Philip Roth, as we learn in Blake Bailey’s essential new biography, was a labourer who spent his days turning sentences around until they gleamed. “The idea that you don’t have to work all the time,” he once told a journalist, “that’s news to me.”
He dabbled in other forms – short stories influenced by Salinger and Capote, even drama (“Nobody has written worse plays than me. Maybe Henry James”) – before settling into the medium he perfected, becoming a modern American master of the novel.

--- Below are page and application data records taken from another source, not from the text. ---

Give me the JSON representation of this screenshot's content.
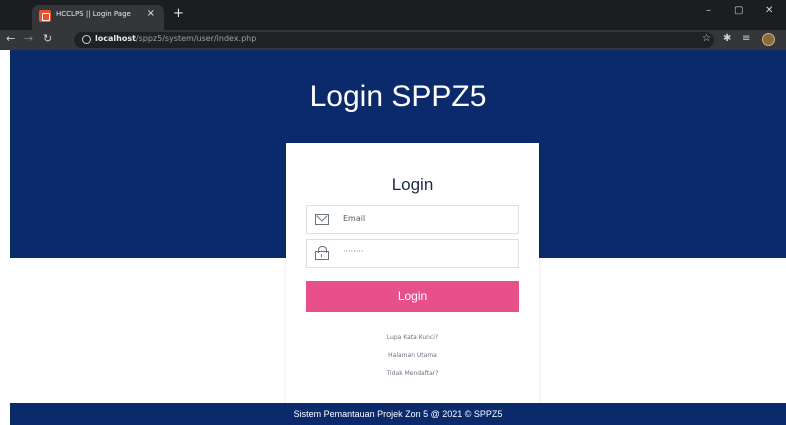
{
  "browser": {
    "tab_title": "HCCLPS || Login Page",
    "tab_close": "×",
    "new_tab": "+",
    "url_host": "localhost",
    "url_path": "/sppz5/system/user/index.php",
    "window_controls": [
      "–",
      "▢",
      "✕"
    ]
  },
  "page": {
    "title": "Login SPPZ5",
    "form": {
      "heading": "Login",
      "email_placeholder": "Email",
      "password_value": "········",
      "submit_label": "Login"
    },
    "links": [
      "Lupa Kata Kunci?",
      "Halaman Utama",
      "Tidak Mendaftar?"
    ],
    "footer": "Sistem Pemantauan Projek Zon 5 @ 2021 © SPPZ5"
  },
  "colors": {
    "primary": "#0a2a6b",
    "accent": "#e8508b"
  }
}
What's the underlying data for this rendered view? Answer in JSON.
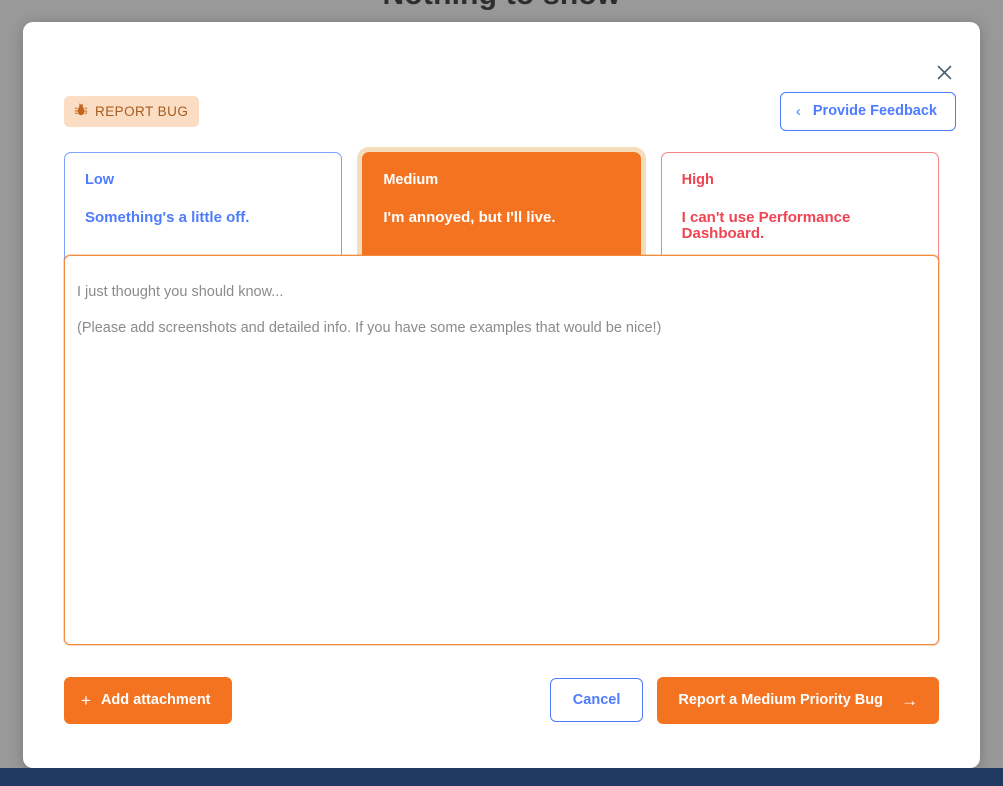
{
  "background": {
    "obscured_page_title": "Nothing to show",
    "overlay_color": "#999999",
    "bottom_bar_color": "#1e3a60"
  },
  "modal": {
    "close_icon": "close-icon",
    "header": {
      "chip": {
        "icon": "bug-icon",
        "label": "REPORT BUG",
        "background": "#fbddc4",
        "text_color": "#a85c1e"
      },
      "feedback_button": {
        "icon": "chevron-left-icon",
        "label": "Provide Feedback",
        "color": "#4d7cfe"
      }
    },
    "severity": {
      "selected": "Medium",
      "options": [
        {
          "key": "low",
          "title": "Low",
          "description": "Something's a little off.",
          "color": "#4d7cfe",
          "selected": false
        },
        {
          "key": "medium",
          "title": "Medium",
          "description": "I'm annoyed, but I'll live.",
          "color": "#f47321",
          "selected": true
        },
        {
          "key": "high",
          "title": "High",
          "description": "I can't use Performance Dashboard.",
          "color": "#ef4452",
          "selected": false
        }
      ]
    },
    "description_field": {
      "value": "",
      "placeholder_line1": "I just thought you should know...",
      "placeholder_line2": "(Please add screenshots and detailed info. If you have some examples that would be nice!)",
      "border_color": "#f08c3c"
    },
    "footer": {
      "add_attachment": {
        "icon": "plus-icon",
        "label": "Add attachment",
        "background": "#f47321"
      },
      "cancel": {
        "label": "Cancel",
        "color": "#4d7cfe"
      },
      "submit": {
        "label": "Report a Medium Priority Bug",
        "icon": "arrow-right-icon",
        "background": "#f47321"
      }
    }
  }
}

Thirty-one books in 52 years were the result of a work ethic that “stops my brain spinning like a car wheel in the snow.” Which might leave the new reader wondering where to begin with an author whose recurring subjects were sex, America and … Philip Roth. Start here.